Visiting the Niki de Saint Phalle: Structure for Life exhibition was certainly an uplift! The day of my arrival was rainy, spring had not fully declared itself, but once inside, all was sunshine and life. This museum space had once been a New York City public elementary school (and a forbidding one at that, with its dark Romanesque stone). However, nothing could be more contradictory to the serious setting than Niki de Saint Phalle’s colorful, joy-filled sculptures.
Here we see in all their fecundity and abundance a full plethora of her iconic "Nana" figures springing into dance-like steps while clothed in signature Pucci patterns and Matissean color. Perhaps as creatures of the psychedelic age in which they were conceived, they become the artist's surrogate to enact an array of creative narratives.
Yes, Niki’s art has a serious side too. What she dealt with and overcame in life is an essential driving force in her story, and the issues that she confronted in her art, specifically and most notably the AIDS crisis of the 1980s, placed her among the most publicly influential activists of her era. Niki de Saint Phalle is an artist of the first rank, an important figure along the lines of Warhol, Haring, Chagall, and Léger (with whom her work shares its immediate graphic appeal and universality of theme).

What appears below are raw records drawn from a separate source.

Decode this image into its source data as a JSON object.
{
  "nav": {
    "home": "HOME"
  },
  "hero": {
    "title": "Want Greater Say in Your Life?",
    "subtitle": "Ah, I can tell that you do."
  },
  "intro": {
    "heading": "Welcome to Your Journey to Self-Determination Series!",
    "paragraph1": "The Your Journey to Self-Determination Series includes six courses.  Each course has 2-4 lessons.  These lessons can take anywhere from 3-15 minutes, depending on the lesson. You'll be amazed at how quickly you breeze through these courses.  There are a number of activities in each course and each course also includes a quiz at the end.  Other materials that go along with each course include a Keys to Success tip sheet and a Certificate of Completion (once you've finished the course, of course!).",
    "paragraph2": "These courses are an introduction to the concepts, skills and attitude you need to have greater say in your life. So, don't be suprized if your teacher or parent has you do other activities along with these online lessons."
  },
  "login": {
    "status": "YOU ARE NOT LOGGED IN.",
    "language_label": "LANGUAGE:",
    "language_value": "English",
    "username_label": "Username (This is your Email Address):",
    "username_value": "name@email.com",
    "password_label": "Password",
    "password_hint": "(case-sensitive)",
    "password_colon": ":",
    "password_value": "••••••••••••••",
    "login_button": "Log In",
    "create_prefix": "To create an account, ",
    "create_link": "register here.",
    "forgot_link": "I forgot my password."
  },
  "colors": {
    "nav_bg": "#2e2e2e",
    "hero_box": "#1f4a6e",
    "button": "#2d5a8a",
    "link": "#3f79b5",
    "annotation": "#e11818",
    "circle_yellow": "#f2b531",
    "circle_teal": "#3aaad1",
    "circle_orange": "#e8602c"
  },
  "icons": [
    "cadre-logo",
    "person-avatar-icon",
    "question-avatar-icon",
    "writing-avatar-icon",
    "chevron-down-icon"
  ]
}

This exhibition deals strongly with her public sculpture and architectural installation, so it is therefore especially delightful that these themes are illuminated through numerous works of all sizes, from jewelry to monumentally scaled. Our program is designed to help you understand de Saint Phalle as one of the key figures of the twentieth century, especially an era of rediscovery for amazing women artists. This two part mini series will portray her influences, her friends, and her impact, and attempt to unravel the complexities that were at the core of her colorful, engaging and communicative art.